Lt. Gov. Anthony G. Brown asked state lawmakers Wednesday to endorse a key plank in his platform for governor: increasing access to pre-kindergarten classes.
State legislators are weighing a small expansion of Maryland's program, which already provides half-day preschool to about 29,000 students from low-income families.
Brown pitched the $4.3 million initiative to fund 1,600 more seats as "a modest step" toward his long-term goal of providing free, all-day pre-kindergarten to every Maryland 4-year-old.
"There are still too many children who don't have access to quality pre-K, and these children are in danger of being left behind," he told the House Ways and Means Committee.
Education advocates and all three Democrats in the race for governor have embraced early childhood education as a crucial policy goal for the state. Much research shows that disparities in vocabulary among students entering kindergarten can put students behind for the rest of their educational careers.
The cost of providing quality pre-kindergarten to every child, however, is more than $120 million a year, according to legislative analysts. And while the Democratic candidates each support some form of expansion, the candidates differ on how quickly and how much they would expand it.
Brown's campaign for governor used Wednesday's hearing to launch an attack against Attorney General Douglas F. Gansler's more limited approach, which would offer all-day pre-school but only to low-income students. Gansler has said the state cannot afford to launch a universal program now, and the all-day programs better accommodate working parents.
"This is yet another instance in which Doug Gansler is woefully out of step with Maryland Democrats," Brown's campaign manager, Justin Schall, said.
In an interview, Gansler defended his position as a targeted and logical approach to closing the achievement gap between lower- and higher-income students. He said while the state's long-term goal should be universal pre-kindergarten, the state would "have to cut other things" to come up for the money to pay for it.

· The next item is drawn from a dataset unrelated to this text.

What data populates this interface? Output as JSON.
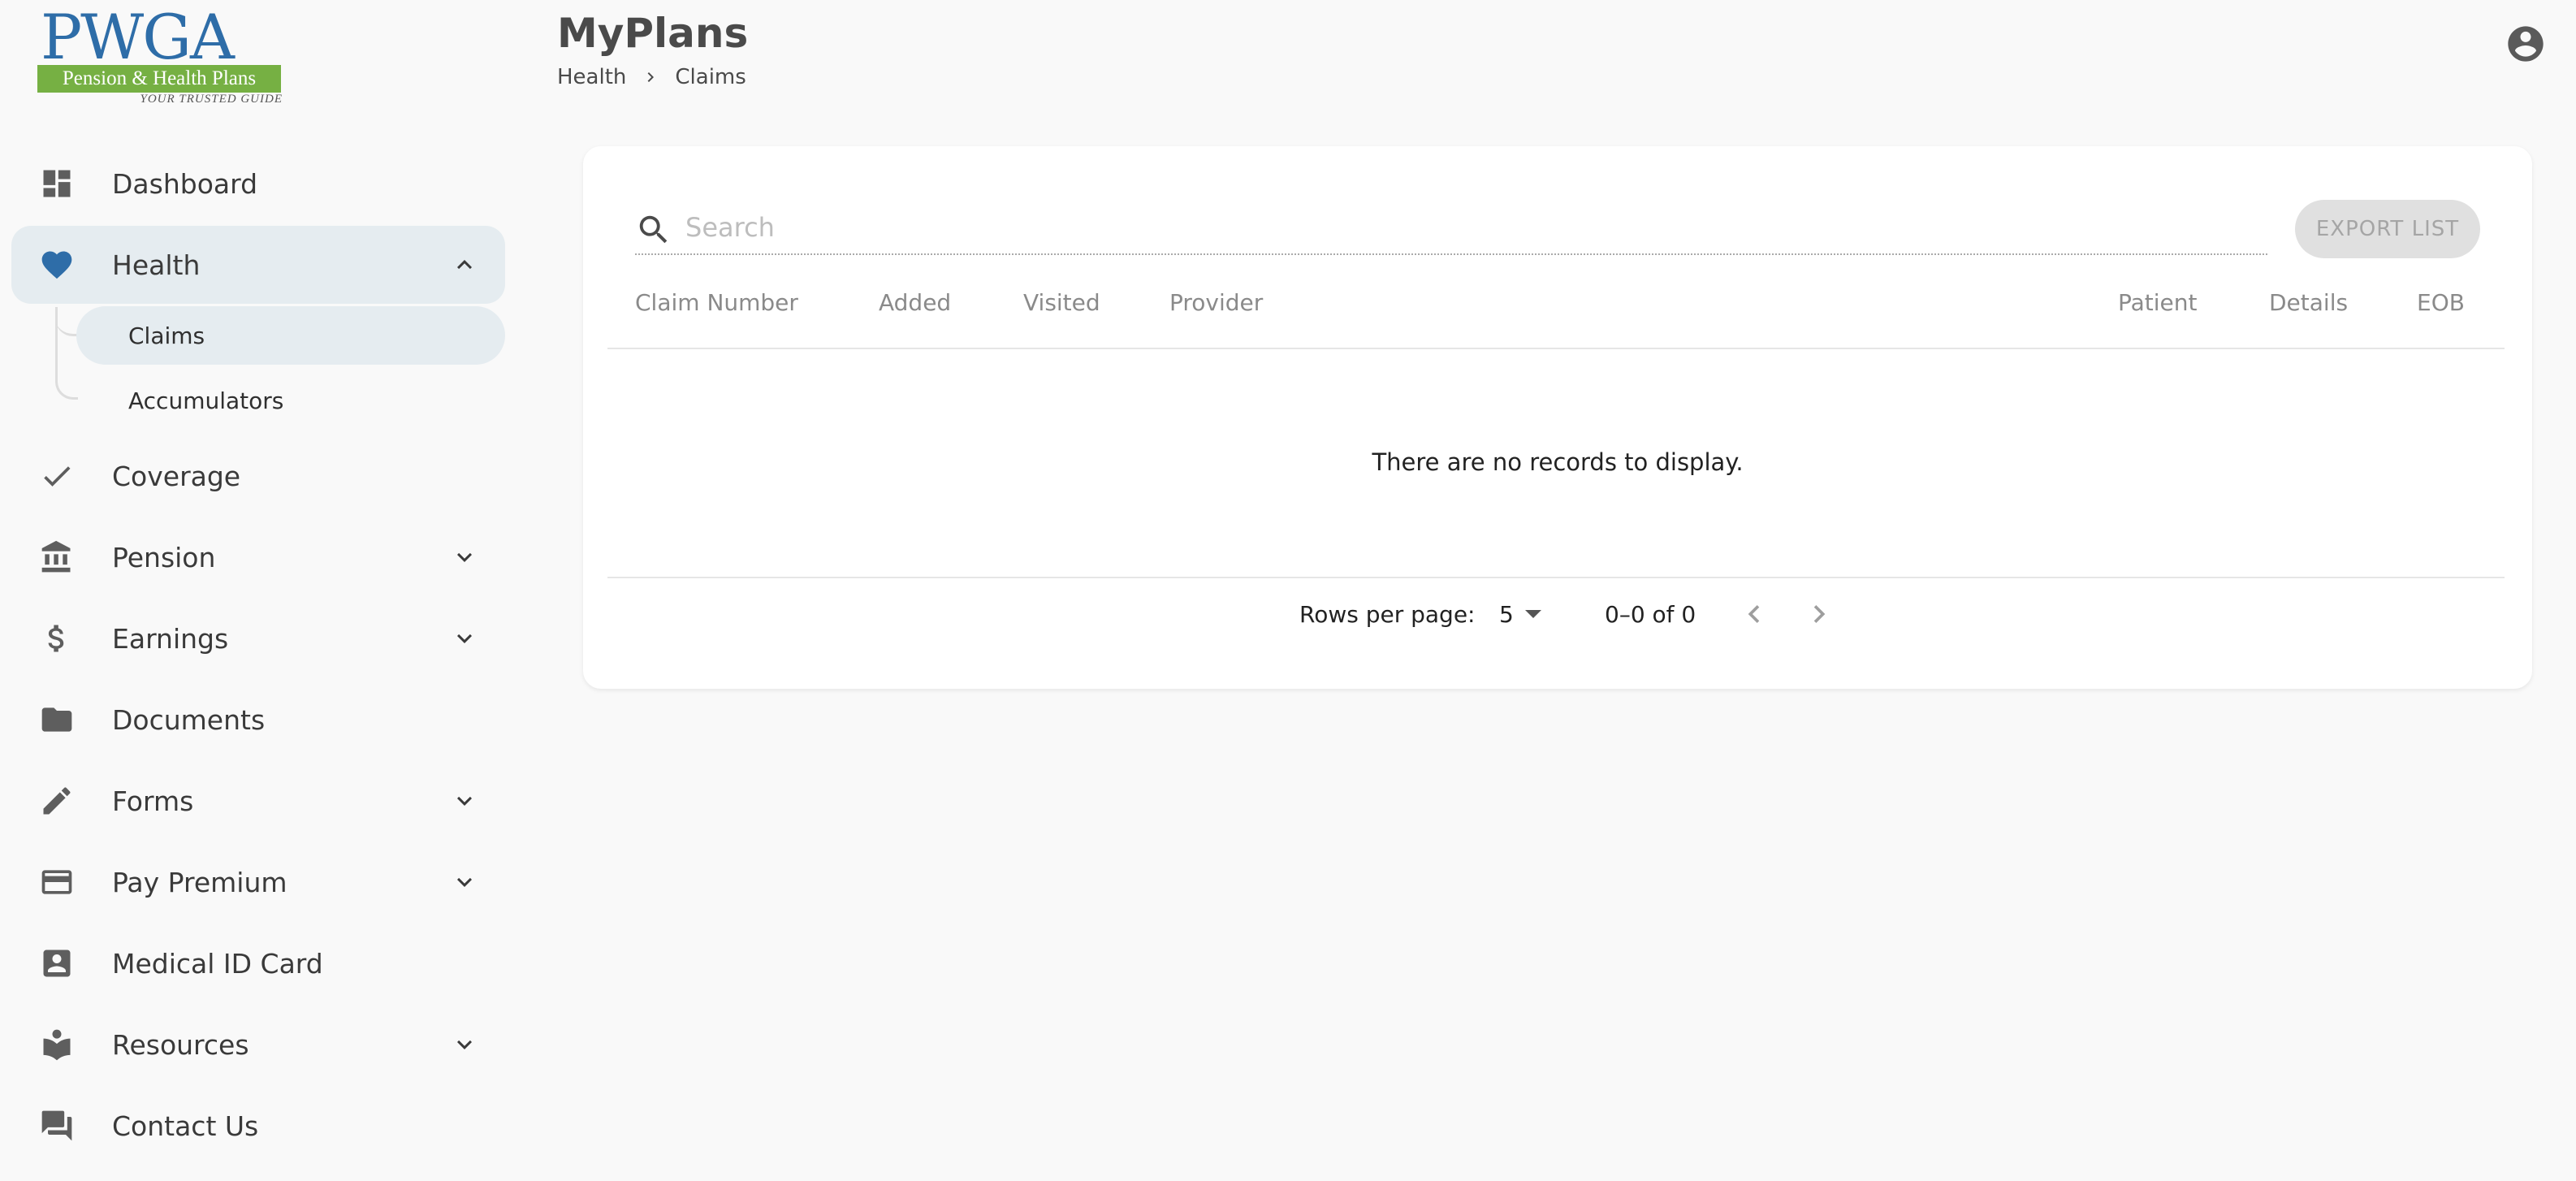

The state already spends about $103 million a year to provide half-day pre-kindergarten to some students. Brown's proposal would create a pool of grant money, which private and public pre-kindergarten providers could apply for and use to expand existing programs. Gov. Martin O'Malley, who has endorsed Brown in the contest to replace him as governor, has already included $4.3 million in the budget for the pre-kindergarten expansion.
Under the state's existing pilot program, families who earn 185 percent of the poverty level — roughly $40,000 a year — are eligible for free pre-kindergarten. Brown's plan would raise that income threshold to 300 percent of the poverty level, which translates to about $70,000 for a family of four.

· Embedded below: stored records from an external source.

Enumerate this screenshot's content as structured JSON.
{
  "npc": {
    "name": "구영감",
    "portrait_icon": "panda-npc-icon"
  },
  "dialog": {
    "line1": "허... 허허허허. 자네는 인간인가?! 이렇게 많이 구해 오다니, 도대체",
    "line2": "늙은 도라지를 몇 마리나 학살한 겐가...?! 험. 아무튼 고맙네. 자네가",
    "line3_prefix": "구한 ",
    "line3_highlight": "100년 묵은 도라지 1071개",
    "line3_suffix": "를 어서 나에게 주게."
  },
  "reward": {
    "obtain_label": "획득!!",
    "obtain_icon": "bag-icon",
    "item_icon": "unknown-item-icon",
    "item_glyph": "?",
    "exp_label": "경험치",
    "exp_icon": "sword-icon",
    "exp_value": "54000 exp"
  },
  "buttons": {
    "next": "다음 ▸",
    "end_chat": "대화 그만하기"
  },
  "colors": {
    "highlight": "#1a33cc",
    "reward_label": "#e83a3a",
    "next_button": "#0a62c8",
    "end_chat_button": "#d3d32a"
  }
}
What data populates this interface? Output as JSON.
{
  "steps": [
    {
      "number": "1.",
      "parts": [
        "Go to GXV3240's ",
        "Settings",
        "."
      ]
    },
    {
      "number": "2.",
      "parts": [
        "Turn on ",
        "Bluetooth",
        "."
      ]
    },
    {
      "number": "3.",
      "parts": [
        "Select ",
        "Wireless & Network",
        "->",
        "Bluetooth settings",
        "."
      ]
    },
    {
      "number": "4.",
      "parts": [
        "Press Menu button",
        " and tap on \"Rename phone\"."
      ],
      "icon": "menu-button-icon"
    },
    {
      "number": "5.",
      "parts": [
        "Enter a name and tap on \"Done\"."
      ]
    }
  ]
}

Democrats who support the program, and some Republicans, questioned whether Brown's proposal, which relies on the Maryland Department of Education to distribute grants, would have any measurable impact if those 1,600 seats were dispersed throughout the state. And they also questioned whether it was fair to offer free pre-K only to some students when other families who are also struggling would have to pay about $10,000 a year for it?
"I don't want to have any child in Maryland to be at a disadvantage because of the income situation of their parents," said Del. Jay Walker, a Prince George's County Democrat.

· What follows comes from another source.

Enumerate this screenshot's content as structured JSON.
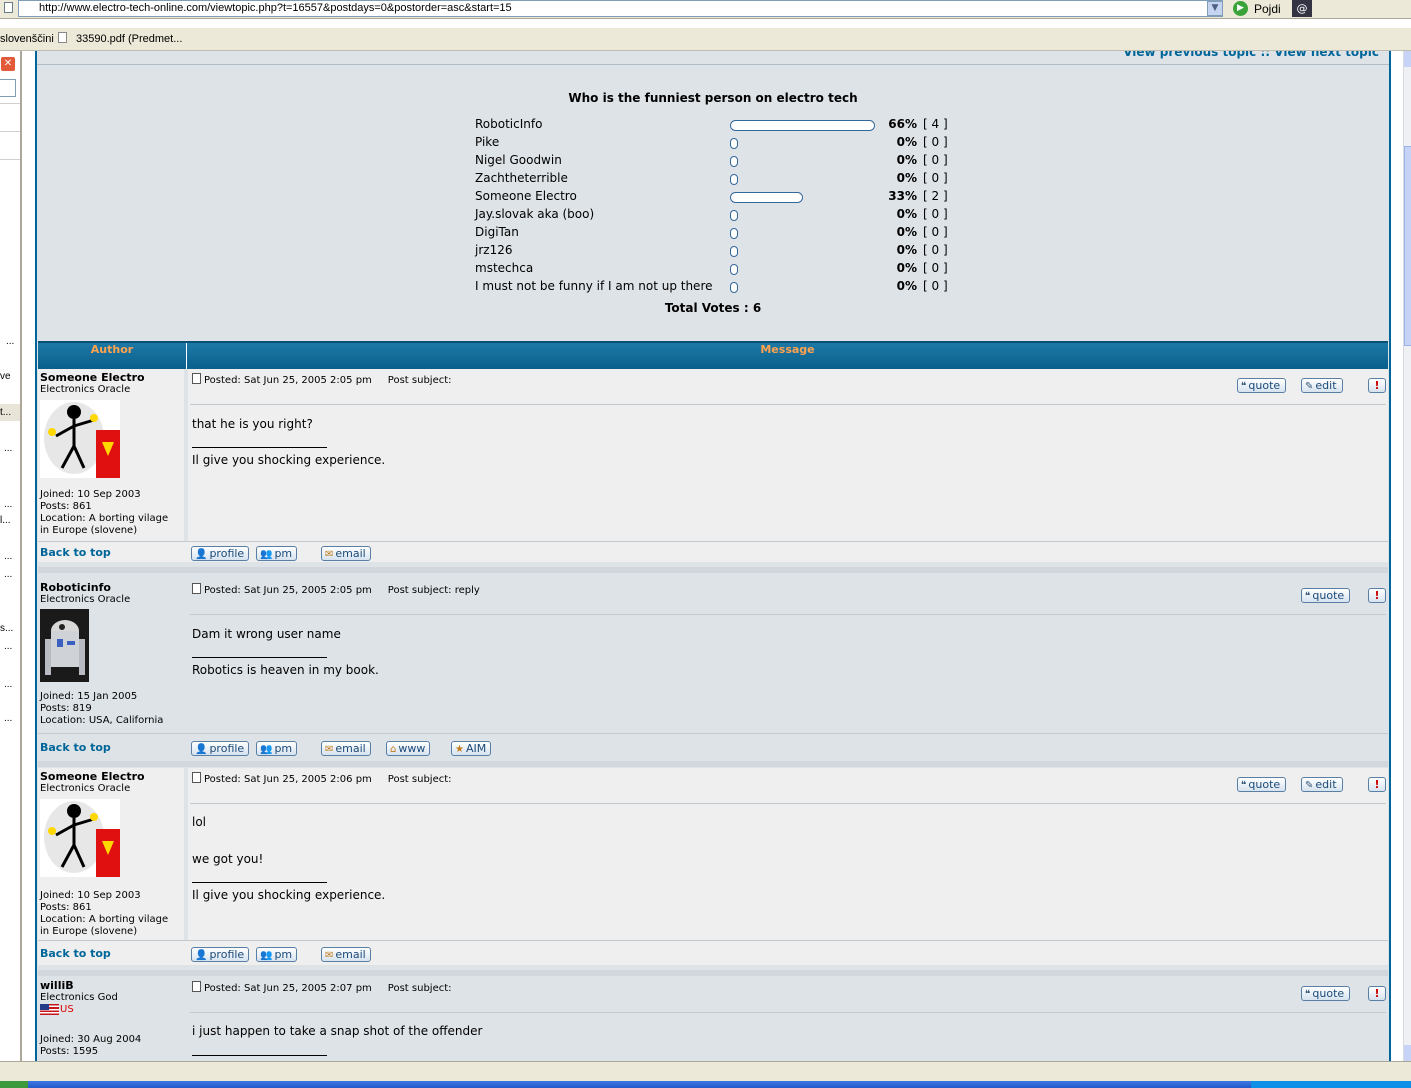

Republican Del. Kathryn L. Afzali of Frederick County wanted Brown's assurance that passing this plan would not require parents to send their youngsters to preschool if they didn't want to. "I, for one, kind of resent that," she said.
Brown said the program would be voluntary.